[Component data from apps and pages]

<<<<

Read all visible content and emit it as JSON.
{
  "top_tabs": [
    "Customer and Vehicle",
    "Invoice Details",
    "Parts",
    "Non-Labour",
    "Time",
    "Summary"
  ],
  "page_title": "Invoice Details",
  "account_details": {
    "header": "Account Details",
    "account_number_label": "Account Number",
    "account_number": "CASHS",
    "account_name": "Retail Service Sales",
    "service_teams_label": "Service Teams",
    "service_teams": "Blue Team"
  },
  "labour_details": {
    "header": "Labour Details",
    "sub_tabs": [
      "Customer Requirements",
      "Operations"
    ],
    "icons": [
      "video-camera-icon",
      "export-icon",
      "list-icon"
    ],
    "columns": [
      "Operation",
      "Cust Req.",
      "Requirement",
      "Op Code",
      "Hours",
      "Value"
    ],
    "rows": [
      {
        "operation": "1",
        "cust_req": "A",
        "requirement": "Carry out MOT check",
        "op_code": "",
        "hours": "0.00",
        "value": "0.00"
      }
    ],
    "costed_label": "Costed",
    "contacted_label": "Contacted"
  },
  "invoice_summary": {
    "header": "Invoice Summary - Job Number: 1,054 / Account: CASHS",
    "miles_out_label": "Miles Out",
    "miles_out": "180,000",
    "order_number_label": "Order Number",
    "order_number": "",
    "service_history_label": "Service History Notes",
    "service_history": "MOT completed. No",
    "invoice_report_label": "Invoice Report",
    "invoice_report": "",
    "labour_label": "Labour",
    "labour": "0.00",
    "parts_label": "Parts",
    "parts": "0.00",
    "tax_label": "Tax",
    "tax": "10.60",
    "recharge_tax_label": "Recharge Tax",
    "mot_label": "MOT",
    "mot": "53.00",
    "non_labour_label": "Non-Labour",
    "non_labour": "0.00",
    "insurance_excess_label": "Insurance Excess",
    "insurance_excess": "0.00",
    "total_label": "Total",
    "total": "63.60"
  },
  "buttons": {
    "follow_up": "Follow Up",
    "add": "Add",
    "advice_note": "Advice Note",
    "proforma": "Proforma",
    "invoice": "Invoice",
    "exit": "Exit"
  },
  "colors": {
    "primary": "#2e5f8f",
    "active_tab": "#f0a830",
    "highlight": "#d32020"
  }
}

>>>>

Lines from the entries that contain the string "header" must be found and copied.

    "header": "Account Details",
    "header": "Labour Details",
    "header": "Invoice Summary - Job Number: 1,054 / Account: CASHS",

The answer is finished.